§ 153b. A pledge by a husband of corporate stock, which he purchased with his wife's money, but in his own name contrary to her directions, is valid as against the wife, where the certificate recites that he is the owner and the pledgee accepted the stock as collateral security for a loan to the husband, and, at the time of the loan, had no notice that the stock had been purchased with the wife's money, or that she claimed it as her separate property. For the purpose of security the pledgee held both the legal and the equitable title to the stock. The wife, at most, had only a right in equity to compel her husband to transfer the stock to her; therefore, the bank and she each having an equity, and the bank having, in addition, secured the legal title as collateral for its loan, its claim must prevail over hers.*
§ 154. But if the original contract was not in substance and in fact a security for a loan, but an option to resell, it can not be held to be a pledge. Thus, if a contract with an insurance
1 Spalding v. Paine, 81 Ky. 416.
2 Cates v. Baxter, 97 Tenn. 443, 37 S. W. Rep. 219.

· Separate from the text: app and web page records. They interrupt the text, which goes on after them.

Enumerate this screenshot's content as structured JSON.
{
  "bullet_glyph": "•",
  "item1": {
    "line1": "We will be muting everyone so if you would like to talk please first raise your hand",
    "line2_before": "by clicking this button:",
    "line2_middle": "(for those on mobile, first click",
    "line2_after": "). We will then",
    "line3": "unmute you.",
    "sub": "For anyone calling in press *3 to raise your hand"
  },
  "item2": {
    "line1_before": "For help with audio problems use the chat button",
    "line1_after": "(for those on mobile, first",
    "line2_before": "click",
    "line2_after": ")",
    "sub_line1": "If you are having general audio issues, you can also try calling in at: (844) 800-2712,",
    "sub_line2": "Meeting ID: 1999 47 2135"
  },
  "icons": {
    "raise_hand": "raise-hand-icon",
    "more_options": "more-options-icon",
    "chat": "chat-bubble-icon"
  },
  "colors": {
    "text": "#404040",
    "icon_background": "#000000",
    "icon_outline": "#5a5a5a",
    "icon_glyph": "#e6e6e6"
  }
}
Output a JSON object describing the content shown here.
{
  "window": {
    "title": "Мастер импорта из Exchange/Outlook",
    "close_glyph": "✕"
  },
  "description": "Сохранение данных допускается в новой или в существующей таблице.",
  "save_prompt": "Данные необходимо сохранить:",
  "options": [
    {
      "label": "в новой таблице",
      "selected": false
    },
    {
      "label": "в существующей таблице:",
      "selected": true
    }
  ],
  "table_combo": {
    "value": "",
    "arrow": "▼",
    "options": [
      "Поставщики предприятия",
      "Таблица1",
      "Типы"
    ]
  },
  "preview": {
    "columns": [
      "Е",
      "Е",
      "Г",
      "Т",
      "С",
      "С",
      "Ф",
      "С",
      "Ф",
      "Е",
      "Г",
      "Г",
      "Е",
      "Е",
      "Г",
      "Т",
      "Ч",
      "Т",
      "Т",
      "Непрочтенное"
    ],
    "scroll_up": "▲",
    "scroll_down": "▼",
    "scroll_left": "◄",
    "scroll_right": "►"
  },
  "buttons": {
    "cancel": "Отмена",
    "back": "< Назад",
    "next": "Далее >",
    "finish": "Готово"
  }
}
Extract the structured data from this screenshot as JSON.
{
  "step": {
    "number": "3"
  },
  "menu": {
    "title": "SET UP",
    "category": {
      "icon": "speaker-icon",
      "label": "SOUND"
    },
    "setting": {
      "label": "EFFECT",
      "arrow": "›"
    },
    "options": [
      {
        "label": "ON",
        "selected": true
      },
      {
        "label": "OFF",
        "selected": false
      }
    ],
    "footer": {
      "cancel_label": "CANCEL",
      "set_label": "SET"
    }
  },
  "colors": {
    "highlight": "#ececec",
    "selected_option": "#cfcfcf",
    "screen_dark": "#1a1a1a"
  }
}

544, 7 So. Rep. 773; Machinists' Nat. Bank v. Field, 126 Mass. 345; Pratt v. Taunton Copper. Mfg. Co., 123
See, however, Manns v. Brookville Mass. 110, 25 Am. Rep. 37; MandleNat. Bank, 73 Ind. 243.
baum v. North American Min. Co., 4
Toler v. East Tennessee, Va. & Ga. Mich. 465; Hill v. Moore, 62 Tex. R. Co., 67 Fed. Rep. 168, 178.
610; Edwards v. Brown, 68 Tex. 329, 4 8. W. Rep. 380, 5 S. W. Rep. 87.
5 Simmons v. London Joint Stock Bank (1891), 1 Ch. 270; Crimp v. MeCormick Const. Co., 71 Fed. Rep. 356.